The relationship between composition, structure, and solubility in sodium aluminosilicate hydrates

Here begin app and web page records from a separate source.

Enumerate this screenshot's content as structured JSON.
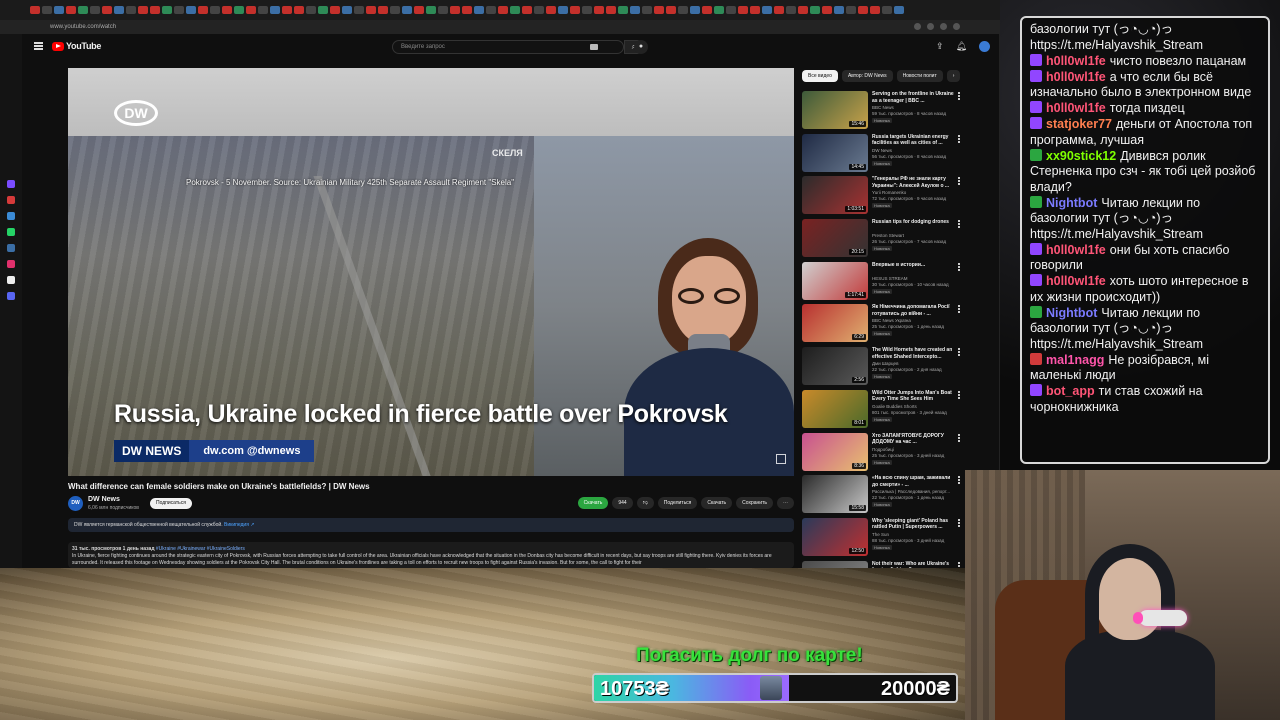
{
  "browser": {
    "url": "www.youtube.com/watch"
  },
  "youtube": {
    "logo_text": "YouTube",
    "search_placeholder": "Введите запрос",
    "video": {
      "location_caption": "Pokrovsk - 5 November. Source: Ukrainian Military 425th Separate Assault Regiment \"Skela\"",
      "watermark": "СКЕЛЯ",
      "logo": "DW",
      "headline": "Russia, Ukraine locked in fierce battle over Pokrovsk",
      "news_tag": "DW NEWS",
      "news_site": "dw.com @dwnews"
    },
    "title": "What difference can female soldiers make on Ukraine's battlefields? | DW News",
    "channel": {
      "name": "DW News",
      "subs": "6,06 млн подписчиков",
      "subscribe": "Подписаться"
    },
    "actions": {
      "download_ext": "Скачать",
      "likes": "944",
      "share": "Поделиться",
      "download": "Скачать",
      "save": "Сохранить"
    },
    "notice": {
      "text": "DW является германской общественной вещательной службой.",
      "link": "Википедия ↗"
    },
    "description": {
      "meta": "31 тыс. просмотров  1 день назад",
      "tags": "#Ukraine #Ukrainewar #UkraineSoldiers",
      "text": "In Ukraine, fierce fighting continues around the strategic eastern city of Pokrovsk, with Russian forces attempting to take full control of the area. Ukrainian officials have acknowledged that the situation in the Donbas city has become difficult in recent days, but say troops are still fighting there. Kyiv denies its forces are surrounded. It released this footage on Wednesday showing soldiers at the Pokrovsk City Hall. The brutal conditions on Ukraine's frontlines are taking a toll on efforts to recruit new troops to fight against Russia's invasion. But for some, the call to fight for their"
    },
    "chips": [
      "Все видео",
      "Автор: DW News",
      "Новости полит"
    ],
    "related": [
      {
        "title": "Serving on the frontline in Ukraine as a teenager | BBC ...",
        "channel": "BBC News",
        "meta": "59 тыс. просмотров · 8 часов назад",
        "badge": "Новинка",
        "dur": "15:46",
        "c1": "#3c5a3a",
        "c2": "#c8a24a"
      },
      {
        "title": "Russia targets Ukrainian energy facilities as well as cities of ...",
        "channel": "DW News",
        "meta": "56 тыс. просмотров · 8 часов назад",
        "badge": "Новинка",
        "dur": "14:45",
        "c1": "#1f2a44",
        "c2": "#6a7a90"
      },
      {
        "title": "\"Генералы РФ не знали карту Украины\": Алексей Акулов о ...",
        "channel": "Yurii Romanenko",
        "meta": "72 тыс. просмотров · 9 часов назад",
        "badge": "Новинка",
        "dur": "1:03:51",
        "c1": "#2b2b2b",
        "c2": "#a83232"
      },
      {
        "title": "Russian tips for dodging drones",
        "channel": "Preston Stewart",
        "meta": "26 тыс. просмотров · 7 часов назад",
        "badge": "Новинка",
        "dur": "20:15",
        "c1": "#7a2222",
        "c2": "#333333"
      },
      {
        "title": "Впервые в истории...",
        "channel": "HESUS STREAM",
        "meta": "30 тыс. просмотров · 10 часов назад",
        "badge": "Новинка",
        "dur": "1:17:41",
        "c1": "#d0d0d0",
        "c2": "#c23a3a"
      },
      {
        "title": "Як Німеччина допомагала Росії готуватись до війни - ...",
        "channel": "BBC News Україна",
        "meta": "25 тыс. просмотров · 1 день назад",
        "badge": "Новинка",
        "dur": "6:29",
        "c1": "#b83030",
        "c2": "#e0b070"
      },
      {
        "title": "The Wild Hornets have created an effective Shahed Intercepto...",
        "channel": "Дми Шарцев",
        "meta": "22 тыс. просмотров · 2 дня назад",
        "badge": "Новинка",
        "dur": "2:56",
        "c1": "#1d1d1d",
        "c2": "#5a5a5a"
      },
      {
        "title": "Wild Otter Jumps Into Man's Boat Every Time She Sees Him",
        "channel": "Goalie Buddies Shorts",
        "meta": "801 тыс. просмотров · 3 дней назад",
        "badge": "Новинка",
        "dur": "8:01",
        "c1": "#c98a2a",
        "c2": "#4a6a2a"
      },
      {
        "title": "Хто ЗАПАМ'ЯТОВУЄ ДОРОГУ ДОДОМУ на час ...",
        "channel": "Подробиці",
        "meta": "25 тыс. просмотров · 3 дней назад",
        "badge": "Новинка",
        "dur": "8:36",
        "c1": "#c85090",
        "c2": "#e8c070"
      },
      {
        "title": "«На всю спину шрам, заживали до смерти» - ...",
        "channel": "Рассилька | Расследования, репорт...",
        "meta": "22 тыс. просмотров · 1 день назад",
        "badge": "Новинка",
        "dur": "15:58",
        "c1": "#2a2a2a",
        "c2": "#c8c8c8"
      },
      {
        "title": "Why 'sleeping giant' Poland has rattled Putin | Superpowers ...",
        "channel": "The Sun",
        "meta": "88 тыс. просмотров · 3 дней назад",
        "badge": "Новинка",
        "dur": "12:50",
        "c1": "#2a3a5a",
        "c2": "#c03030"
      },
      {
        "title": "Not their war: Who are Ukraine's foreign fighters?",
        "channel": "",
        "meta": "",
        "badge": "",
        "dur": "",
        "c1": "#4a4a4a",
        "c2": "#8a8a8a"
      }
    ]
  },
  "chat": [
    {
      "user": "",
      "text": "базологии тут (っ◔◡◔)っ https://t.me/Halyavshik_Stream",
      "color": "#f2f2f2",
      "badge": ""
    },
    {
      "user": "h0ll0wl1fe",
      "text": "чисто повезло пацанам",
      "color": "#ff5577",
      "badge": "purple"
    },
    {
      "user": "h0ll0wl1fe",
      "text": "а что если бы всё изначально было в электронном виде",
      "color": "#ff5577",
      "badge": "purple"
    },
    {
      "user": "h0ll0wl1fe",
      "text": "тогда пиздец",
      "color": "#ff5577",
      "badge": "purple"
    },
    {
      "user": "statjoker77",
      "text": "деньги от Апостола топ программа, лучшая",
      "color": "#ff7f50",
      "badge": "purple"
    },
    {
      "user": "xx90stick12",
      "text": "Дивився ролик Стерненка про сзч - як тобі цей розйоб влади?",
      "color": "#7fff00",
      "badge": "green"
    },
    {
      "user": "Nightbot",
      "text": "Читаю лекции по базологии тут (っ◔◡◔)っ https://t.me/Halyavshik_Stream",
      "color": "#7b7bff",
      "badge": "green"
    },
    {
      "user": "h0ll0wl1fe",
      "text": "они бы хоть спасибо говорили",
      "color": "#ff5577",
      "badge": "purple"
    },
    {
      "user": "h0ll0wl1fe",
      "text": "хоть шото интересное в их жизни происходит))",
      "color": "#ff5577",
      "badge": "purple"
    },
    {
      "user": "Nightbot",
      "text": "Читаю лекции по базологии тут (っ◔◡◔)っ https://t.me/Halyavshik_Stream",
      "color": "#7b7bff",
      "badge": "green"
    },
    {
      "user": "mal1nagg",
      "text": "Не розібрався, мі маленькі люди",
      "color": "#ff55aa",
      "badge": "red"
    },
    {
      "user": "bot_app",
      "text": "ти став схожий на чорнокнижника",
      "color": "#ff5577",
      "badge": "purple"
    }
  ],
  "goal": {
    "title": "Погасить долг по карте!",
    "current": "10753₴",
    "target": "20000₴",
    "progress_fraction": 0.5377
  }
}
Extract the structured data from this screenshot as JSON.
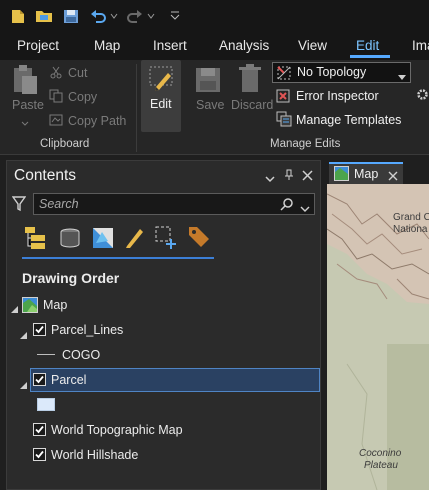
{
  "quick_access": {
    "icons": [
      "new-project-icon",
      "open-project-icon",
      "save-project-icon",
      "undo-icon",
      "redo-icon",
      "customize-quick-access-icon"
    ]
  },
  "ribbon_tabs": [
    {
      "label": "Project"
    },
    {
      "label": "Map"
    },
    {
      "label": "Insert"
    },
    {
      "label": "Analysis"
    },
    {
      "label": "View"
    },
    {
      "label": "Edit",
      "active": true
    },
    {
      "label": "Ima"
    }
  ],
  "clipboard": {
    "paste_label": "Paste",
    "cut_label": "Cut",
    "copy_label": "Copy",
    "copy_path_label": "Copy Path",
    "group_label": "Clipboard"
  },
  "manage_edits": {
    "edit_label": "Edit",
    "save_label": "Save",
    "discard_label": "Discard",
    "topology_value": "No Topology",
    "error_inspector_label": "Error Inspector",
    "manage_templates_label": "Manage Templates",
    "group_label": "Manage Edits"
  },
  "contents": {
    "title": "Contents",
    "search_placeholder": "Search",
    "drawing_order_title": "Drawing Order",
    "map_name": "Map",
    "layers": {
      "parcel_lines": "Parcel_Lines",
      "cogo": "COGO",
      "parcel": "Parcel",
      "world_topo": "World Topographic Map",
      "world_hillshade": "World Hillshade"
    }
  },
  "map_view": {
    "tab_label": "Map",
    "labels": {
      "grand_c": "Grand C",
      "nationa": "Nationa",
      "coconino": "Coconino",
      "plateau": "Plateau"
    }
  },
  "colors": {
    "accent": "#56a9ff",
    "active_tab": "#7cc4ff",
    "selection_bg": "#2a4162",
    "map_land": "#c8cbb5",
    "canyon_red": "#c9a89a"
  }
}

This work seeks to identify the fundamental precursor-to-product composition relationships by which inorganic polymer binders (IPBs) derive their chemical structure and to link that chemical structure to their engineering properties. IPBs, also known as geopolymers, are a new class of construction materials that will potentially serve as a low-energy, low-CO₂ alternative to ordinary portland cement (OPC). These binders are synthesized by the activation of an aluminosilicate solid, such as coal fly ash, by a highly alkaline aqueous solution generally consisting of an alkali hydroxide with added sodium silicate to control the system’s silica content. The IPB products are similar in composition to zeolites, but are amorphous to semi-crystalline. An extensive body of research has demonstrated comparable mechanical properties (compressive strength, stiffness) as well as superior dimensional stability and durability (resistance to corrosion, alkali-silica reaction, acid attack) of IPB concrete compared to OPC concrete. Much of the existing research, however, has focused on the characterization and evaluation of a variety of aluminosilicate sources with significant levels of variation from one source to the next and inhomogeneity within a given source; the basic mechanisms that govern product formation, microstructure development and ultimately engineering properties are still poorly understood. The research presented here aimed to reduce the large number of variables present when using natural precursors to better understand the effects of manipulating each variable on the composition and structure of reaction products. This was accomplished by synthesizing and examining sodium aluminosilicate hydrate, the primary binding phase in IPBs, from reagent grade materials across a range of compositions, allowing complete stoichiometric control of the constituents by eliminating variability in the composition of solid precursors. The impact of temperature and bulk composition on the structure and composition of the solids was investigated. Additionally, temperature dependent solubility products (K [subscript sp] ) of the IPB products were determined by monitoring the ionic concentration of the solutions over time. Solubility products are a necessary prerequisite for the future development of thermodynamic models that can help predict IPB mechanical properties and durability.